Somehow, the investor community is not very enthused with ITC anymore. Part of this has to do with falling cigarette volumes which has deprived the stock of its sheen, and part of it has to do with the allure of software. There was a time when ITC posted the highest volumes on the stock exchanges and moved the market either way - single-handedly. Not anymore. The once upon a time market leader is now relegated to the back-benches.
ITC is India's largest manufacturer of cigarettes with a market share in excess of 65 percent. The company has brands across the five cigarette segments - king-size (India Kings, Wills, Classic, Gold Flake, Benson & Hedges, 555), longs (Wills), filters (Gold Flake, Bristol, Wills, Capstan, Berkley, Scissors), plains (Gold Flake, Berkley, Scissors) and micros (Berkley, Scissors, Bristol, Capstan). Given ITC's brand appeal and distribution strength, it comes as no surprise to anyone that it has market leadership in all the cigarette segments. The variety in ITC's product profile can be gauged from the fact that it has 4-5 brands in each segment. Equally impressive is the company's enormous distribution reach, covering the length and breadth of the country with over 2 million outlets rivaling Hindustan Lever and Colgate.
In addition to cigarettes, which contribute to over 85 percent of total revenues, ITC's has its fingers in tobacco exports, paper, printing, agri-products exports and hotels. Over the past few years, it has restructured by exiting from finance and oilseeds. It is now concentrating on hotels (ITC Hotels), packaging (ITC Bhadrachalam) and of course - cigarettes.
ITC is run by a professional management, although British American Tobacco (BAT plc) does have its way around the company with its equity stake of more than 40 percent. ITC's alliance with BAT affords it access to the latter's overseas range - 555 and Benson & Hedges.

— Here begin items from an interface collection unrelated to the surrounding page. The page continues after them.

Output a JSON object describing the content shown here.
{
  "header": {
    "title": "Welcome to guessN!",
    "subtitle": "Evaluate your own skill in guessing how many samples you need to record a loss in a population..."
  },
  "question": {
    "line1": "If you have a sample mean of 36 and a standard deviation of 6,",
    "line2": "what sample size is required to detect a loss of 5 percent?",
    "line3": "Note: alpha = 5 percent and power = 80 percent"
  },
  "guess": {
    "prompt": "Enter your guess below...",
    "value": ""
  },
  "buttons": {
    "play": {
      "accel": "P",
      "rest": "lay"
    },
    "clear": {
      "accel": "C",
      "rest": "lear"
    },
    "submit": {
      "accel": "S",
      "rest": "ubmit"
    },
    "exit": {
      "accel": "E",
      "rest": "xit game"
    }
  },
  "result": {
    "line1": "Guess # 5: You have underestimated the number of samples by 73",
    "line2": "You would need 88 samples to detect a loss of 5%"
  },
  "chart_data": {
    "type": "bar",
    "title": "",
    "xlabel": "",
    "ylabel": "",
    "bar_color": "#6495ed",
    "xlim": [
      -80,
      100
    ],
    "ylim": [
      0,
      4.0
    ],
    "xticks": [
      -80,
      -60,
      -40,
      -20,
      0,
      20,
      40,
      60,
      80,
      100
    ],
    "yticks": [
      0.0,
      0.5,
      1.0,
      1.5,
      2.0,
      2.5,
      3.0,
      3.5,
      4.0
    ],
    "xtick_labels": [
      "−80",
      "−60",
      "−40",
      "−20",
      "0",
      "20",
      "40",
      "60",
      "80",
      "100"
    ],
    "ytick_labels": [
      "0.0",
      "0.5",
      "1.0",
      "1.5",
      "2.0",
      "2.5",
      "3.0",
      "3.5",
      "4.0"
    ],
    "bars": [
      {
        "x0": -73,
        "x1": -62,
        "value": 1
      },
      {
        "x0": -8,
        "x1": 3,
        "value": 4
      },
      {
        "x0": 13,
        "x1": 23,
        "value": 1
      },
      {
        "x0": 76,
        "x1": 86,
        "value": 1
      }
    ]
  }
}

After BAT's takeover of Rothmans, ITC can also expect to leverage the Rothmans and Pall Mall brands in future.
But despite its obvious strengths, things aren't exactly hunky-dory for India's premier cigarette manufacturer. Legislation on cigarette sales in some states has hit volumes. Kerala, which imposed a ban on smoking in public places and Tamil Nadu, which levied a luxury tax on cigarettes have witnessed a decline in cigarette sales. Several states have imposed restrictions on cigarette sales at railway platforms. Add to this the rigid advertising constraints within which cigarette companies have to function, and one begins to realise why the going is far from good for these companies. And the problem of smuggled cigarettes has been the bane of the local industry for some time now.
Cigarettes apart, even the hotels and paper businesses are mired in problems. A downturn in the Indian paper industry over the last 4-5 years has seen ITC-Bhadrachalam post heavy losses, leading to an erosion of networth. ITC was forced to pump in more money in the business to ensure that ITC-Bhadrachalam did not sink. The hotels business is also far from being a winner. Like the paper business, ITC Hotels is facing the brunt of a decline in the fortunes of the hotels business.
This only serves to underscore the importance of ITC's cigarette business. So long as hotels and paper businesses suffer setbacks, it will be cigarettes that will propel growth. Given the 4-5 percent projected growth in cigarette volumes over the next few years, ITC will continue to pursue a price-led growth. The company has launched two international brands - Benson & Hedges and 555, under an agreement with its international parent, BAT. It is likely that in the future more such brands would be introduced. This will enable ITC to capitalise on demand for foreign brands, which is currently met by the black market or through direct imports.
However, there are concerns voiced from several quarters about ITC's wayward ways. The company's retailing foray is disturbing. Moreover, it continues to pump in funds in hotels in Delhi and Bombay, with another couple (in Calcutta and Bombay) on the anvil. The investments amount to over Rs 2.5 billion annually and there is a view among analysts that this would be better utilised in reinforcing the company's core strength - tobacco.
And of course, there is always infotech (IT) - the darling of every other Indian corporate. But to be fair to ITC, it entered the IT arena long before the Indian investor community fell in love with Infosys, Wipro, Satyam and Mastek. There is some talk of ITC drawing out elaborate plans to tap its IT potential.
All said and done, the future clearly belongs to cigarettes. But with stiff competition from 'bidis' - the poor man's cigarette and impending excise-related litigations, the company will have to tread cautiously for it will be cigarettes that will rescue the company from going up in smoke.